HONOLULU (HawaiiNewsNow) - Mayor Kirk Caldwell says dealing with Honolulu's housing crisis is one of his top priorities. But at the same time, the city just lost millions of dollars for housing programs and need-based rental assistance.
Hawaii News Now has learned the city missed deadlines to spend almost $10 million, and the federal government has already taken some of it back.
"The objective I think for just about every government agency is to receive the money, put it to good use, and expend it before you lose it, so any time we see loss of federal funds in particular, it's surprising to us," Ryan Okahara, the Honolulu Field Office Director for the U.S. Department of Housing and Urban Development, said.
Each year the city receives millions in federal grants from the U.S. Department of Housing and Urban Development (HUD). There's a deadline to spend that money under the HOME program, which HUD says, the city missed this year.
Okahara says the city only spent four percent of the money it was given.
"The city has had challenges from time to time on spending money on initiatives that require close and significant coordination with the private sector.
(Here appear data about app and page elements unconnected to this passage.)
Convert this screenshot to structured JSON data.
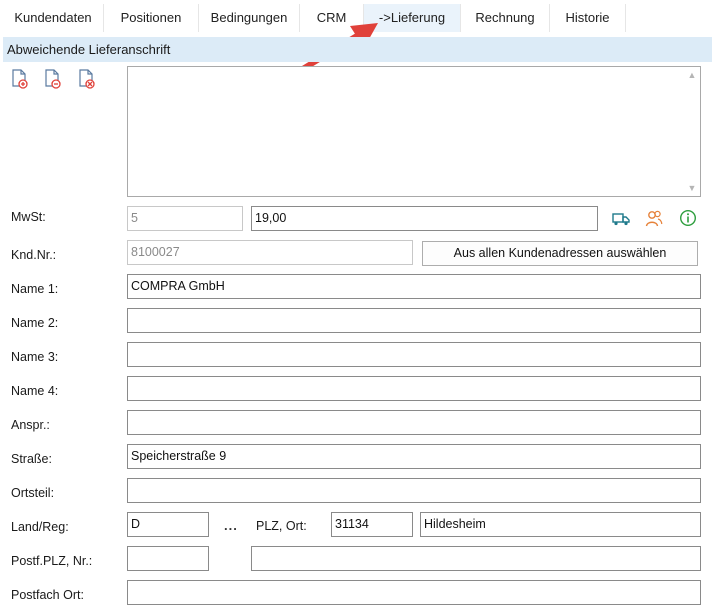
{
  "tabs": [
    {
      "label": "Kundendaten"
    },
    {
      "label": "Positionen"
    },
    {
      "label": "Bedingungen"
    },
    {
      "label": "CRM"
    },
    {
      "label": "->Lieferung",
      "active": true
    },
    {
      "label": "Rechnung"
    },
    {
      "label": "Historie"
    }
  ],
  "section": {
    "title": "Abweichende Lieferanschrift"
  },
  "icons": {
    "doc_icons": [
      "document-add-icon",
      "document-edit-icon",
      "document-delete-icon"
    ],
    "side_icons": [
      "truck-icon",
      "contacts-icon",
      "info-icon"
    ]
  },
  "colors": {
    "accent_red": "#e0413a",
    "tab_active_bg": "#eaf3fb",
    "header_bg": "#dcebf7",
    "green": "#2e9e3e",
    "orange": "#e6823a",
    "teal": "#1f7a8c"
  },
  "form": {
    "mwst": {
      "label": "MwSt:",
      "code": "5",
      "rate": "19,00"
    },
    "kndnr": {
      "label": "Knd.Nr.:",
      "value": "8100027",
      "button": "Aus allen Kundenadressen auswählen"
    },
    "name1": {
      "label": "Name 1:",
      "value": "COMPRA GmbH"
    },
    "name2": {
      "label": "Name 2:",
      "value": ""
    },
    "name3": {
      "label": "Name 3:",
      "value": ""
    },
    "name4": {
      "label": "Name 4:",
      "value": ""
    },
    "anspr": {
      "label": "Anspr.:",
      "value": ""
    },
    "strasse": {
      "label": "Straße:",
      "value": "Speicherstraße 9"
    },
    "ortsteil": {
      "label": "Ortsteil:",
      "value": ""
    },
    "land": {
      "label": "Land/Reg:",
      "value": "D",
      "ellipsis": "...",
      "plz_label": "PLZ, Ort:",
      "plz": "31134",
      "ort": "Hildesheim"
    },
    "postf": {
      "label": "Postf.PLZ, Nr.:",
      "plz": "",
      "nr": ""
    },
    "postfach_ort": {
      "label": "Postfach Ort:",
      "value": ""
    }
  }
}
This occurs when there are delays in getting projects started, especially when third parties are involved," city Managing Director Roy Amemiya Jr. said.
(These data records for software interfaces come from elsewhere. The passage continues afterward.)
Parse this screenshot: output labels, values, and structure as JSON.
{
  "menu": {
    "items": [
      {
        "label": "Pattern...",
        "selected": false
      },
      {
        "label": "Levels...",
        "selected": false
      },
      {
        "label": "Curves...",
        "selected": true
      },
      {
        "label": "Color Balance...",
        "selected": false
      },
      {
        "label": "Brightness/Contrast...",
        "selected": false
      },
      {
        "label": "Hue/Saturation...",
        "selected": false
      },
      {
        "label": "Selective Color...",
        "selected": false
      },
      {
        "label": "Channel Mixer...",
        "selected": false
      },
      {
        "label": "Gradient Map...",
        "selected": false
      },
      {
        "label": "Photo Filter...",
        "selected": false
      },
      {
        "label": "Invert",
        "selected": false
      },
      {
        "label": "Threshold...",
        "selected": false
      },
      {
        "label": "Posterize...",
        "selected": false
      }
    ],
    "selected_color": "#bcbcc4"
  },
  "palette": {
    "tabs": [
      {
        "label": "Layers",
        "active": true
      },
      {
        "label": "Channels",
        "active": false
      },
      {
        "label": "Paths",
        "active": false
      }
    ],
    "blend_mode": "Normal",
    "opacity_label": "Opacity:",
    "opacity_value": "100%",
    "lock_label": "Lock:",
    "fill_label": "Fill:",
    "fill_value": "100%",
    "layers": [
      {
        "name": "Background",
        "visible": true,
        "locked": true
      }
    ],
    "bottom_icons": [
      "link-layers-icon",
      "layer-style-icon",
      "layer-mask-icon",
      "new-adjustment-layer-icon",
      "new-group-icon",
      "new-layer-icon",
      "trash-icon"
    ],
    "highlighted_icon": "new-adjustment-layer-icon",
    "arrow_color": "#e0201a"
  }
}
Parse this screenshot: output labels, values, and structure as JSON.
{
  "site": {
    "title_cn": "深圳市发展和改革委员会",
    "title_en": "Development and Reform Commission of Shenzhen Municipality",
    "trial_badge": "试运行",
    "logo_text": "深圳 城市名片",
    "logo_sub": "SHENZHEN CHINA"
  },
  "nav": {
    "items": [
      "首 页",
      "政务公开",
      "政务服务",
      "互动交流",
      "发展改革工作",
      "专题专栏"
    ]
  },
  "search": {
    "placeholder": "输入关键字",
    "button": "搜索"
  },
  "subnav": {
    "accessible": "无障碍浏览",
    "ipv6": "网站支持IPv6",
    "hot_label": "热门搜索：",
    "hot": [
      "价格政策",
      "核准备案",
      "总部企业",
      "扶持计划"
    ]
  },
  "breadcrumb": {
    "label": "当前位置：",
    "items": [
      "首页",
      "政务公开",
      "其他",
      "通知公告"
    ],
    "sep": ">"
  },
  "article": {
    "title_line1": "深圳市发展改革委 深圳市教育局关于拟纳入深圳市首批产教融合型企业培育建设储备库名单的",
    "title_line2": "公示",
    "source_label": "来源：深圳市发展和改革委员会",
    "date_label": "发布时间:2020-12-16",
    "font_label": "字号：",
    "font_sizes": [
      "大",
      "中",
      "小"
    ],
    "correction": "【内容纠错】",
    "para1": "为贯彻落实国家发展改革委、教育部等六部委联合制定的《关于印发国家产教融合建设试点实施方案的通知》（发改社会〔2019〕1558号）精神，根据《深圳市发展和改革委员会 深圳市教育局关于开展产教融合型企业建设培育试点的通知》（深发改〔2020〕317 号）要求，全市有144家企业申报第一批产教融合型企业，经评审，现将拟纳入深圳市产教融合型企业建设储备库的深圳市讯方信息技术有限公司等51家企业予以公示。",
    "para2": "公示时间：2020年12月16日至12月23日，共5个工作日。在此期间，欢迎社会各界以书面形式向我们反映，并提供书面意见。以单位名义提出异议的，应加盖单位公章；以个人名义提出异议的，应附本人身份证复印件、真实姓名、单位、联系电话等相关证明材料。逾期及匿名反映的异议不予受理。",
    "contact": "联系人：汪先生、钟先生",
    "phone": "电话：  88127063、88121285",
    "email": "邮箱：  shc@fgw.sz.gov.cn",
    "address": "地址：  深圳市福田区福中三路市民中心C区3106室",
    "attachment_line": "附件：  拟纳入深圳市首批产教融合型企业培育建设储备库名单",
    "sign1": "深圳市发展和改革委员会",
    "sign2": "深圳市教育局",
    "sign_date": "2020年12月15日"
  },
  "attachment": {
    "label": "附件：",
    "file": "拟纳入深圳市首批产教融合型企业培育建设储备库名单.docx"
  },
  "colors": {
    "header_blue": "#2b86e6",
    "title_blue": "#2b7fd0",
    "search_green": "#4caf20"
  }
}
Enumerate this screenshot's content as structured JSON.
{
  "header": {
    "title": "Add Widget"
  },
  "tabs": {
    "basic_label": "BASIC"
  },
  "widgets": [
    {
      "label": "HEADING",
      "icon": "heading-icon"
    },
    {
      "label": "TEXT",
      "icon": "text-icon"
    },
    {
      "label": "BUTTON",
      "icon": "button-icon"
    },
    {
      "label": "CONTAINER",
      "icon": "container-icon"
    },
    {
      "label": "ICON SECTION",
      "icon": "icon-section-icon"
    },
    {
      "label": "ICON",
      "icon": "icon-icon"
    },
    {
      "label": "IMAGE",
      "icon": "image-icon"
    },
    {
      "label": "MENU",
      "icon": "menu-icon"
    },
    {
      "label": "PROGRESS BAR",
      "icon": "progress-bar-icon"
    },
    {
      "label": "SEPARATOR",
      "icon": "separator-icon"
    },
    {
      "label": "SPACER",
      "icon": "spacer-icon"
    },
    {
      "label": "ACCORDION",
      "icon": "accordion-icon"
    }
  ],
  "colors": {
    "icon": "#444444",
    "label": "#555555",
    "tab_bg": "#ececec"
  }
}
HUD officials also say the city missed another critical deadline for HUD's Community Development Block Grant (CDBG) program that could lead to another $7.5 million being lapsed.
"The city struggled to meet timeliness requirements on CDBG as well. We're awaiting a decision by headquarters HUD on exactly how much Community Development Block Grant funds will be lost," Okahara said.
The loss of funds has some council members upset.
"It's a lot of money," said Council member Kymberly Pine, the Chair of the Council's Committee on Zoning and Housing, "It's extremely disappointing because we are 24,000 homes short to help our local people here on the island of Oahu and that money could've been used by those people who are suffering."
The loss is also felt by Oahu's non-profits.
"It's absolutely heartbreaking. Hawaii can't afford this. We're in the middle of a housing crisis," Gavin Thornton, the Co-Executive Director of the Hawai'i Appleseed Center for Law and Economic Justice said. "We really need to be running as efficiently as possible. We can't afford to be throwing away resources."
This isn't the first time the federal government has been critical of the city's handling of federal grant money.
The city was warned about mishandling federal block grants a year ago.
Last August, an audit by the U.S. Office of Inspector General found that "the city did not have an effective grant administration structure in place," and that, "The dysfunction and inefficiency caused the city to be repeatedly at risk of failing the HUD timeliness test."
"Going forward, the city's new action plan focuses on spending these federal funds on qualified, shovel-ready city projects that improve community facilities in targeted income areas. The city continues to work with HUD and it's our hope that all of the grant money will be retained," Amemiya said.
HUD will soon decide how much of the $7.5 million to take back, Okahara says, leaving some feeling like sitting ducks.
"At this point, it's out of the city's hand and it's at a decision point with HUD Headquarters." Okahara said.